There isn't much information to go on here, so it will be difficult for people to provide suggestions or thoughts. Licensing gets pretty messy pretty quickly, so it would probably be worth having conversations with both your Esri and MS account managers or sale representatives to work through your situation.
A couple high-level comments. SQL Server Standard is licensed either per core or per CAL, not both, for a given install. It is unclear whether your IT staff are saying you have to license both cores and CALs (the answer is no), whether you have two separate SQL Server deployments, or some other setup.
I recommend not having public-facing services connecting to the same operational layers your internal users are creating and maintaining. Even setting IT security concerns aside, there is a practical dimension where you gauging external demand is difficult, but high external demand can impact the performance of the data sources for internal use.
Thank you for your response.
I want to emphasize that we already have SQL Server Standard set up and integrated with many of our services, including Computer Arts and Proval and the programs that multiple departments use and depend on. We already have many licenses for those that need it.
My question is very specific to how the licensing changes once you integrate ArcGIS Server Standard, Enterprise Portal into the mix - has anyone experienced charges to SQL licensing once they integrate ArcGIS Server from their SQL server? Especially when it comes to streaming data from ArcGIS Server into AGOL for public-facing maps? This is where the concern is - my IT thinks we would be charged 14,000 dollars to be able to use SQL Server Standard with ArcGIS Server and publish online maps to the public. is this true? has anyone else experienced this? There are so many organizations that are using SQL Server Standard AND publishing data to their ArcGIS Online Public maps and all I need is to know how they are doing that with SQl licensing.

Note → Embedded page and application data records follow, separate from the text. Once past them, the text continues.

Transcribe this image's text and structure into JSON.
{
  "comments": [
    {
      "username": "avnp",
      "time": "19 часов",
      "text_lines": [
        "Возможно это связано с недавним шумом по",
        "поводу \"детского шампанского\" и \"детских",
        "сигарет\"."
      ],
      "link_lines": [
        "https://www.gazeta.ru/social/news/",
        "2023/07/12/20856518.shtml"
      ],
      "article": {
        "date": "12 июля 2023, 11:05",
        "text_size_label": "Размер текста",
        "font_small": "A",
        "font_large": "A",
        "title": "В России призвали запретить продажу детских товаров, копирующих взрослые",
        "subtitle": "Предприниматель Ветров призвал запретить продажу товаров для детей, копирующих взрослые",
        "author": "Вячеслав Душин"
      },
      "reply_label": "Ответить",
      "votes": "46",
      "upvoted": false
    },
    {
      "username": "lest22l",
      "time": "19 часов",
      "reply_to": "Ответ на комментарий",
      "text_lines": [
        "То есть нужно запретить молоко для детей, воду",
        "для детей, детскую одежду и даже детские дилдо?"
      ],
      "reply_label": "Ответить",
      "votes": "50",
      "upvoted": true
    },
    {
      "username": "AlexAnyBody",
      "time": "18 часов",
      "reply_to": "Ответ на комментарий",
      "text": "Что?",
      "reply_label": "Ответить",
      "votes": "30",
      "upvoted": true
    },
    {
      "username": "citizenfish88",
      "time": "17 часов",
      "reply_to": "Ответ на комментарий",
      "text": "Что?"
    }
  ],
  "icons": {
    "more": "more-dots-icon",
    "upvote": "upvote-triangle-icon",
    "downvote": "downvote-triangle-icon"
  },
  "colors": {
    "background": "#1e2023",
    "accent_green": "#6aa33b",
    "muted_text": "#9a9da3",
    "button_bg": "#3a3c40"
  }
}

As a side note, Josh, I manage all of our data, features, layers, etc. and when the staff edits or updates the data it is through a controlled map application system that lets them edit in very specific ways that I have set up. I reconcile their data with them. We are a small rural shop and only a few folks are actually editing or updating their own data at this point.
If your existing SQL Server licensing is per core, than it doesn't matter which applications or how many users are connecting to it. The only way that adding ArcGIS Server into the mix would increase your per-core licensing costs is if your existing SQL Server databases need to get additional resources (CPU, RAM, etc..) to cope with the load.
Setting the public-facing GIS services aside for a moment, depending on how many new CALs you need to support ArcGIS users internally, it may make sense for your IT shop to consider switching from CAL to core licensing.
Am I correct in thinking that you have a single server set up for ArcGIS Server/SQL Server? If so, I know you are limited to the number of users connecting to your standard license; however, you do not need a separate SQL serve license for your SDE DB. Your IT can give you a separate instance within their SQL environment for you to add your SDE DB or DB's. I have 5 SDE DB's in the same SQL server instance, that is in a centralized SQL server bank, we used one SQL server license on a separate SQL Server, to serve out all of our SQL server DB's. You do not need a separate SQL server license for each portal. Our portal user and Enterprise user hit the same SQL DB. The IT group could have separate SQL licenses for a DMZ versus internal organization SQL server environment. I hope this helps.